• **Work task**: The expected result is every entry, retyped character for character.

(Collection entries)
* * * * * * *
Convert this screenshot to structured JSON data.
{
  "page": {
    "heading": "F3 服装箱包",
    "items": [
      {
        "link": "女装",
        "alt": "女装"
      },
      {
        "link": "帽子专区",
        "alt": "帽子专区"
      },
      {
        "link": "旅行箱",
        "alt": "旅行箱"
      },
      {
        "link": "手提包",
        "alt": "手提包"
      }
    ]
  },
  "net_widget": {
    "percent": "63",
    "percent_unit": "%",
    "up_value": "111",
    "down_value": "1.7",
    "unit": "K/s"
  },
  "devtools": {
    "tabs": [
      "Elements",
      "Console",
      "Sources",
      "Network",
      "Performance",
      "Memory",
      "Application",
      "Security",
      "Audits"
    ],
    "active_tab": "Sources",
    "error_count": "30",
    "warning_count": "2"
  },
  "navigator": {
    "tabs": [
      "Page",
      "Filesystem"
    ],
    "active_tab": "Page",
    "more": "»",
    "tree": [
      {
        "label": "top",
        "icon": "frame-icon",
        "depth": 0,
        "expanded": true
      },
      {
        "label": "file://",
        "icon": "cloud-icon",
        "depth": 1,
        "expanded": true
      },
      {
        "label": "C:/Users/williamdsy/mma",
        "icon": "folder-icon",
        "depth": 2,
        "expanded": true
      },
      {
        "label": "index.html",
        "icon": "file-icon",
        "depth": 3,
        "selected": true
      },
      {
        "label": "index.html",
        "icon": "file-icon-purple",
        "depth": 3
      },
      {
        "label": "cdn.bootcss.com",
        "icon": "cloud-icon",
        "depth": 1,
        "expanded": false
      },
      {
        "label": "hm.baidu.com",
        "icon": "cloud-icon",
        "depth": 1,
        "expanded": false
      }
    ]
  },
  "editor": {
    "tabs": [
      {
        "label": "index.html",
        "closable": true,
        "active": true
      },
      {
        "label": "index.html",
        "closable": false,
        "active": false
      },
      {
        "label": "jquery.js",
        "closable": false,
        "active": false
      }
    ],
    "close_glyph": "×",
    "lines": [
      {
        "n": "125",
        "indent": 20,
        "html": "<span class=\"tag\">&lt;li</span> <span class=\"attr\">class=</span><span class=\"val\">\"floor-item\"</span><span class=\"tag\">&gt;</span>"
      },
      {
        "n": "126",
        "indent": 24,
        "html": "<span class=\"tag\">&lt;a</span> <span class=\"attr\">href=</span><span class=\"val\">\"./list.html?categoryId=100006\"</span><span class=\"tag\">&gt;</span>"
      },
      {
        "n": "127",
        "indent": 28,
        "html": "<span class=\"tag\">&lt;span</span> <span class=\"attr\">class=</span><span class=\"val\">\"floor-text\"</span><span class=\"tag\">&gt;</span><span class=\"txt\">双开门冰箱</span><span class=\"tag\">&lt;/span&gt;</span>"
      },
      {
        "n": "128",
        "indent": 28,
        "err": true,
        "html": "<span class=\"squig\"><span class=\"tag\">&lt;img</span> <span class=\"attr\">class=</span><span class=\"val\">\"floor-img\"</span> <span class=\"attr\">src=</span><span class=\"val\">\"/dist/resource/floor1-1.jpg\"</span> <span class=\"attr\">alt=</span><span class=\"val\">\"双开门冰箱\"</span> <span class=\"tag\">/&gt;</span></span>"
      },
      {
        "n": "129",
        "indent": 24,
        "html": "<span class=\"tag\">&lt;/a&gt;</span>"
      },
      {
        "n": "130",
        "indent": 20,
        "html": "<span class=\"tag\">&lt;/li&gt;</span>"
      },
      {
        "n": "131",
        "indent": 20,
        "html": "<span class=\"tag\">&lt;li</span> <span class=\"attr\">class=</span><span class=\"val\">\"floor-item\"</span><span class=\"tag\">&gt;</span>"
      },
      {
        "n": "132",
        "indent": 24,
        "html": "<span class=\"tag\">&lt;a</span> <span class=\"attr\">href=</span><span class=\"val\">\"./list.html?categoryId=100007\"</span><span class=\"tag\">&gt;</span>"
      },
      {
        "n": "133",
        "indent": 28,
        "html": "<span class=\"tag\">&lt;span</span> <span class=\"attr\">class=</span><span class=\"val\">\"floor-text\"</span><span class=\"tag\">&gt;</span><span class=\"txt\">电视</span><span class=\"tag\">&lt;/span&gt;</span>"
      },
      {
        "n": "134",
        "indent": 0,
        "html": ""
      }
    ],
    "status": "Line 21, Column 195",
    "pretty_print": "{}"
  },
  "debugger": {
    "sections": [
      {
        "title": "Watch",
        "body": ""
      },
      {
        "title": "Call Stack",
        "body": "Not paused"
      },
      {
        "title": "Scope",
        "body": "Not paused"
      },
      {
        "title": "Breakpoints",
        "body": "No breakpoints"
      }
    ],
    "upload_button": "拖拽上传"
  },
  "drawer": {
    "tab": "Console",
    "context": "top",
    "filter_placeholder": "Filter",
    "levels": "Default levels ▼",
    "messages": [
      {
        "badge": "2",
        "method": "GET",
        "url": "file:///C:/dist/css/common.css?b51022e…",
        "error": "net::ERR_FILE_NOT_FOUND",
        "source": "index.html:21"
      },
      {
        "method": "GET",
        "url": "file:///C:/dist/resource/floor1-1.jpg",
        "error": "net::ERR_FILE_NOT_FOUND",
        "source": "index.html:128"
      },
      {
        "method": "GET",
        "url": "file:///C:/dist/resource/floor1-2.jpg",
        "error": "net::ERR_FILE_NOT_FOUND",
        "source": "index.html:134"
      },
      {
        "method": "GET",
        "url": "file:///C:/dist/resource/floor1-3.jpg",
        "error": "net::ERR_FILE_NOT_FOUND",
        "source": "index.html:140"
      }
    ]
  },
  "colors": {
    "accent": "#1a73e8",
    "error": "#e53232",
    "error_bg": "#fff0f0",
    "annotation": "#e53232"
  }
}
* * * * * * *
• **Exercise solution**:
Convert this screenshot to structured JSON data.
{
  "page": {
    "heading": "F3 服装箱包",
    "items": [
      {
        "link": "女装",
        "alt": "女装"
      },
      {
        "link": "帽子专区",
        "alt": "帽子专区"
      },
      {
        "link": "旅行箱",
        "alt": "旅行箱"
      },
      {
        "link": "手提包",
        "alt": "手提包"
      }
    ]
  },
  "net_widget": {
    "percent": "63",
    "percent_unit": "%",
    "up_value": "111",
    "down_value": "1.7",
    "unit": "K/s"
  },
  "devtools": {
    "tabs": [
      "Elements",
      "Console",
      "Sources",
      "Network",
      "Performance",
      "Memory",
      "Application",
      "Security",
      "Audits"
    ],
    "active_tab": "Sources",
    "error_count": "30",
    "warning_count": "2"
  },
  "navigator": {
    "tabs": [
      "Page",
      "Filesystem"
    ],
    "active_tab": "Page",
    "more": "»",
    "tree": [
      {
        "label": "top",
        "icon": "frame-icon",
        "depth": 0,
        "expanded": true
      },
      {
        "label": "file://",
        "icon": "cloud-icon",
        "depth": 1,
        "expanded": true
      },
      {
        "label": "C:/Users/williamdsy/mma",
        "icon": "folder-icon",
        "depth": 2,
        "expanded": true
      },
      {
        "label": "index.html",
        "icon": "file-icon",
        "depth": 3,
        "selected": true
      },
      {
        "label": "index.html",
        "icon": "file-icon-purple",
        "depth": 3
      },
      {
        "label": "cdn.bootcss.com",
        "icon": "cloud-icon",
        "depth": 1,
        "expanded": false
      },
      {
        "label": "hm.baidu.com",
        "icon": "cloud-icon",
        "depth": 1,
        "expanded": false
      }
    ]
  },
  "editor": {
    "tabs": [
      {
        "label": "index.html",
        "closable": true,
        "active": true
      },
      {
        "label": "index.html",
        "closable": false,
        "active": false
      },
      {
        "label": "jquery.js",
        "closable": false,
        "active": false
      }
    ],
    "close_glyph": "×",
    "lines": [
      {
        "n": "125",
        "indent": 20,
        "html": "<span class=\"tag\">&lt;li</span> <span class=\"attr\">class=</span><span class=\"val\">\"floor-item\"</span><span class=\"tag\">&gt;</span>"
      },
      {
        "n": "126",
        "indent": 24,
        "html": "<span class=\"tag\">&lt;a</span> <span class=\"attr\">href=</span><span class=\"val\">\"./list.html?categoryId=100006\"</span><span class=\"tag\">&gt;</span>"
      },
      {
        "n": "127",
        "indent": 28,
        "html": "<span class=\"tag\">&lt;span</span> <span class=\"attr\">class=</span><span class=\"val\">\"floor-text\"</span><span class=\"tag\">&gt;</span><span class=\"txt\">双开门冰箱</span><span class=\"tag\">&lt;/span&gt;</span>"
      },
      {
        "n": "128",
        "indent": 28,
        "err": true,
        "html": "<span class=\"squig\"><span class=\"tag\">&lt;img</span> <span class=\"attr\">class=</span><span class=\"val\">\"floor-img\"</span> <span class=\"attr\">src=</span><span class=\"val\">\"/dist/resource/floor1-1.jpg\"</span> <span class=\"attr\">alt=</span><span class=\"val\">\"双开门冰箱\"</span> <span class=\"tag\">/&gt;</span></span>"
      },
      {
        "n": "129",
        "indent": 24,
        "html": "<span class=\"tag\">&lt;/a&gt;</span>"
      },
      {
        "n": "130",
        "indent": 20,
        "html": "<span class=\"tag\">&lt;/li&gt;</span>"
      },
      {
        "n": "131",
        "indent": 20,
        "html": "<span class=\"tag\">&lt;li</span> <span class=\"attr\">class=</span><span class=\"val\">\"floor-item\"</span><span class=\"tag\">&gt;</span>"
      },
      {
        "n": "132",
        "indent": 24,
        "html": "<span class=\"tag\">&lt;a</span> <span class=\"attr\">href=</span><span class=\"val\">\"./list.html?categoryId=100007\"</span><span class=\"tag\">&gt;</span>"
      },
      {
        "n": "133",
        "indent": 28,
        "html": "<span class=\"tag\">&lt;span</span> <span class=\"attr\">class=</span><span class=\"val\">\"floor-text\"</span><span class=\"tag\">&gt;</span><span class=\"txt\">电视</span><span class=\"tag\">&lt;/span&gt;</span>"
      },
      {
        "n": "134",
        "indent": 0,
        "html": ""
      }
    ],
    "status": "Line 21, Column 195",
    "pretty_print": "{}"
  },
  "debugger": {
    "sections": [
      {
        "title": "Watch",
        "body": ""
      },
      {
        "title": "Call Stack",
        "body": "Not paused"
      },
      {
        "title": "Scope",
        "body": "Not paused"
      },
      {
        "title": "Breakpoints",
        "body": "No breakpoints"
      }
    ],
    "upload_button": "拖拽上传"
  },
  "drawer": {
    "tab": "Console",
    "context": "top",
    "filter_placeholder": "Filter",
    "levels": "Default levels ▼",
    "messages": [
      {
        "badge": "2",
        "method": "GET",
        "url": "file:///C:/dist/css/common.css?b51022e…",
        "error": "net::ERR_FILE_NOT_FOUND",
        "source": "index.html:21"
      },
      {
        "method": "GET",
        "url": "file:///C:/dist/resource/floor1-1.jpg",
        "error": "net::ERR_FILE_NOT_FOUND",
        "source": "index.html:128"
      },
      {
        "method": "GET",
        "url": "file:///C:/dist/resource/floor1-2.jpg",
        "error": "net::ERR_FILE_NOT_FOUND",
        "source": "index.html:134"
      },
      {
        "method": "GET",
        "url": "file:///C:/dist/resource/floor1-3.jpg",
        "error": "net::ERR_FILE_NOT_FOUND",
        "source": "index.html:140"
      }
    ]
  },
  "colors": {
    "accent": "#1a73e8",
    "error": "#e53232",
    "error_bg": "#fff0f0",
    "annotation": "#e53232"
  }
}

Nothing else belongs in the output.